NEW YORK — Brooklyn Nets owner Joe Tsai hopes Kyrie Irving “gets vaccinated as soon as possible,” but he is unsure when the point guard will return to the team.

Tsai, however, remains certain that Irving has to be vaccinated to play for the Nets as long as New York City continues to have its mandate.

“I don’t know,” Tsai said in a sit-down interview with ESPN when asked when he thinks Irving will play again. “Either he has to be vaccinated in order to come back if the New York mandate is still in place. And don’t ask me when they may or may not change the New York mandate. Again, if you ask the people that are making decisions at the city level, they are going to say we are going to rely on science, rely on what the health department tells us [in order to proceed].”

Tsai said he has not spoken to Irving since the team’s collaborative decision on Oct. 12 to not have him be with the team until he complies with New York City’s COVID-19 mandate of getting at least one vaccination shot in order to play at Barclays Center and Madison Square Garden.

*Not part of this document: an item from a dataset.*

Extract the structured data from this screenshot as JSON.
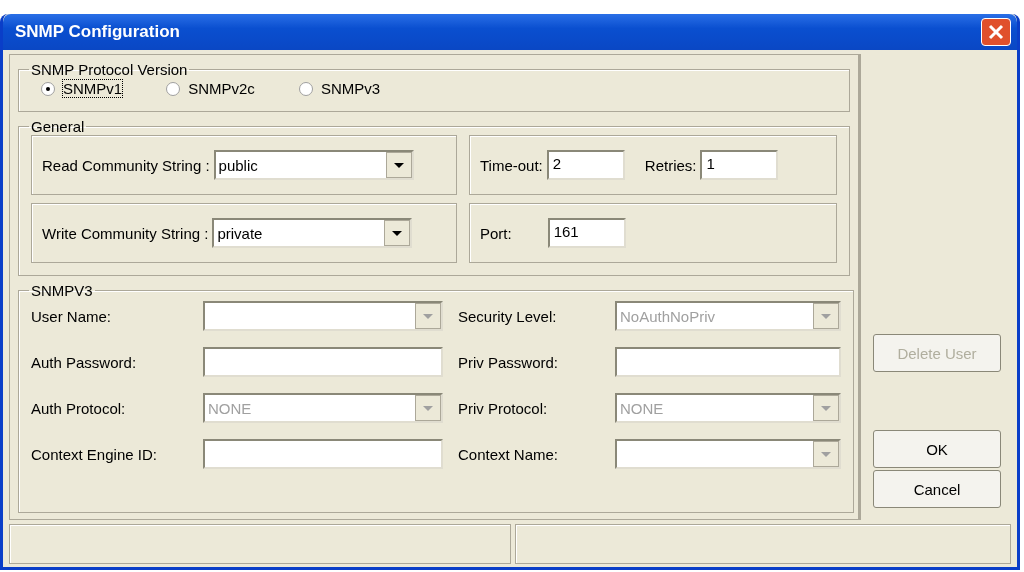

“Last time [I] talked to him was when we made the decision that he was not going to be playing until something changes,” said Tsai, who owns the team with his wife, Clara Wu Tsai. “We haven’t communicated since then.”

Added Tsai: “Obviously Kyrie has his own belief so I respect that. But we have to make a team decision. This is not a decision about him. This is a decision about where we go as a team. And it is just not tenable for us to have a team with a player that comes in and out, no home games, only away games. What do you do in practice then?

“This week we have a whole stretch of six home games, so we won’t have Kyrie. So it became pretty clear to us. We are very much aligned among myself, [GM] Sean [Marks], coaching staff that this has to be [the decision], especially since we’re a team with pretty lofty aspirations. We don’t see any other way of running this team.”

A group of protesters gathered outside Barclays Center before the team’s home opener last Sunday. They were holding “Stand with Kyrie” signs and chanting, “No vaccine mandate. Stand with Kyrie.” At one point, a handful of those demonstrators tried to make their way to the front door of Barclays Center before being held off by security.

“I just think that it’s cavalier for people to hijack something like this when life and death is at stake,” Tsai said. “People shouldn’t make it into a political issue. So when you see protestors, they’re definitely making a political statement. These guys are not basketball fans. They could care less whether someone is on the court playing or not.

“They’re hijacking the issue, but it’s dangerous because we have a life-and-death situation. The fact is, if you are not vaccinated and you catch COVID, you have a much higher probability of getting very, very sick and end up in the ICU and possibly die. That’s the consequence.”

Tsai has been a major advocate of getting vaccinated.

“I don’t think it’s a matter of belief,” said Tsai, one of the co-founders, board of directors member and executive vice chairman of Alibaba Group. “I think it’s a matter of fact. It’s science.

“… We’re now able to open up the economy, people are able to socialize, go to games, full-capacity Barclays Center, because people are vaccinated. That is just a fact. I don’t think it is a belief one way or the other.”

Irving said on Instagram Live on Oct. 13 that he isn’t pro- or anti-vaccine but that he also respects those who aren’t getting vaccinated and have lost their livelihoods due to that decision.

“I chose to be unvaccinated, and that was my choice, and I would ask you all to just respect that choice,” Irving said. “I am going to just continue to stay in shape, be ready to play, be ready to rock out with my teammates and just be part of this whole thing. This is not a political thing; this is not about the NBA, not about any organization. This is about my life and what I am choosing to do.”

Before training camp started, Marks was confident the Nets would not have issues getting the entire team vaccinated.

“I don’t think anything changed,” Tsai said. “It was always a process for us to make sure every player gets vaccinated — during the summer, going into training camp and going into the start of the season. And then we found out that Kyrie was the only player that hasn’t been vaccinated. So we spent some time talking to him, try to understand his views and also for us to tell him our perspective on the facts, the science and all of that.”

The Nets have said they will welcome Irving back if he complies with New York City’s mandate. Tsai mentioned Irving — who is eligible to sign a four-year, $187 million extension with Brooklyn — multiple times along with Kevin Durant and James Harden when discussing the team’s play and future.

“I hope that Kyrie can be part of the team, part of Brooklyn long term,” Tsai said. “But I am not going to get into the extension thing. I think we have an immediate question of whether he can play this season, and I hope he gets vaccinated as soon as possible.”